"The Northridge earthquake was particularly important," said Armin Stuedlein, assistant professor at Oregon State University’s School of Civil and Construction Engineering. "It began to open our eyes to the possible effects of design flaws."

Stuedlein, Professor David Trejo, and Assistant Professor Jason Ideker are working in their separate specialties to advance civil engineering to ensure that 21st-century bridges and buildings have the resilience to last well into the 22nd century. They are researching new construction techniques and more resilient building materials that will reduce the risk of future bridge and building failures.

In simplest terms, Stuedlein is researching bridge supports below the ground, Trejo is focused on the reinforcing steel inside columns and beams above ground, and Ideker is working to develop durable, crack-resistent concrete for bridge decking — the roadway itself.


The right foundation
The disastrous 9.0 quake and tsunami that struck the northern coast of Japan in 2011 added a sense of urgency to Stuedlein’s and Trejo’s research projects. The coast of Oregon and Washington are due for a similar disaster.

"There is a roughly 40 percent chance that we will have an extremely significant earthquake like Japan within the next 50 years," Stuedlein said. "It will have a magnitude of 8.5 to 9.0. The Northridge quake lasted only 10 to 20 seconds. Ours will last for three to five minutes. There will be many cycles of horizontal loading.  I want to understand how the horizontal forces are transferred to the subsurface."

During severe earthquakes, even bridges that don’t break apart can fail if they lose their bearing. To develop stronger, more resilient foundations. Stuedlein and his research team will be constructing four test shafts, three feet wide and 60 feet deep, on campus property just west of the O.H. Hinsdale Wave Research Laboratory. Into those holes, Stuedlein and his team will drop steel reinforcing cages, some made with typical steel and some made with high-strength steel. They will then pour in concrete, creating the equivalent of a bridge support that can withstand a lateral loading of 300,000 pounds (the weight of about 125 cars).

The resilience and stabilizing effect of the drill casing — the metal cylinder that lines the shaft to prevent the walls from collapsing during drilling — is often ignored, so Stuedlein’s team will be paying particular attention to that aspect of the project.

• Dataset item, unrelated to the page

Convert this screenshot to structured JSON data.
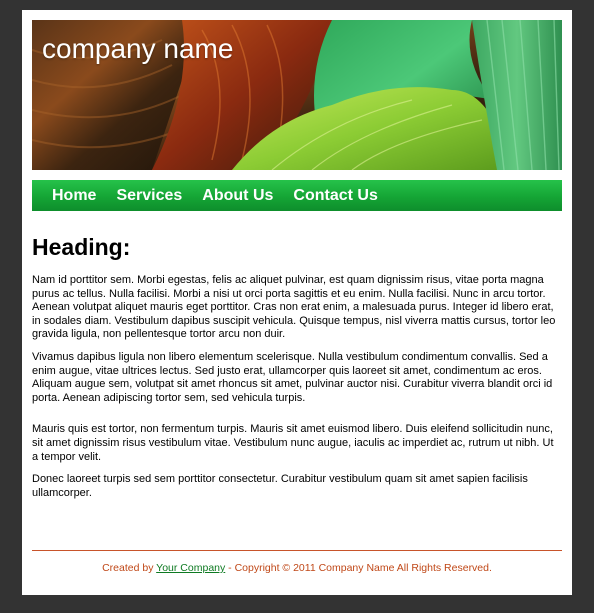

"The casing can be an effective way to transfer lateral loads into soils that are stronger at depth. If leaving the casing means we can reduce the amount of reinforcing steel used, that would be very cost effective, and would reduce the potential for defects associated with concreting difficulties," he said. "That’s where my research connects with David Trejo’s work."

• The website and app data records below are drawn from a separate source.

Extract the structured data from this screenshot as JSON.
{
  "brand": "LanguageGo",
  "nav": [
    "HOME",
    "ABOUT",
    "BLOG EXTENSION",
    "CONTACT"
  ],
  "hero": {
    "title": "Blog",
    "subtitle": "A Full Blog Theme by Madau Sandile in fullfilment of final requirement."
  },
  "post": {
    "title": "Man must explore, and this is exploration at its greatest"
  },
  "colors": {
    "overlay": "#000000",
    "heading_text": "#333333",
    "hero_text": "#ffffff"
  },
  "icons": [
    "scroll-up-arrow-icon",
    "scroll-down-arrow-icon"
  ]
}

The right materials
Concrete and steel form an excellent construction partnership because they have complementary strengths. Concrete is strong and resists compression, but it crumbles when flexed. Steel is much more flexible, so reinforcing concrete with steel bars combines the strengths of both. However, in many cases there is so much reinforcing steel in bridge supports that it becomes difficult to place the reinforcing bars. If the concrete fails to flow around the steel bars, air pockets can form and weaken the structure.

Trejo advocates using high-strength steel because it would require less to do the same job and leave more space for the concrete to flow.

"The reason high-strength steels are not used already is because we don’t understand them well," Trejo explained. "We don’t understand how they perform in concrete. Our research, and Professor Stuedlein’s research, is assessing whether high-strength steels can and should be used in bridge structures." Early results are promising.

For now: rapid repair

Ideker is concerned with the daily strains of expansion and contraction that continually cause cracks in bridge decking. These cracks allow air, water, and road salt to invade the concrete and weaken it. His research characterizes early-age volume changes in rapid-repair materials, which has enabled civil and construction engineers to ensure the long-term durability of those materials.
"When a catastrophic event occurs, rapid-repair materials can be used to get critical infrastructure back into service again," he said.

— Warren Volkmann

Published Date: 
Monday, May 5, 2014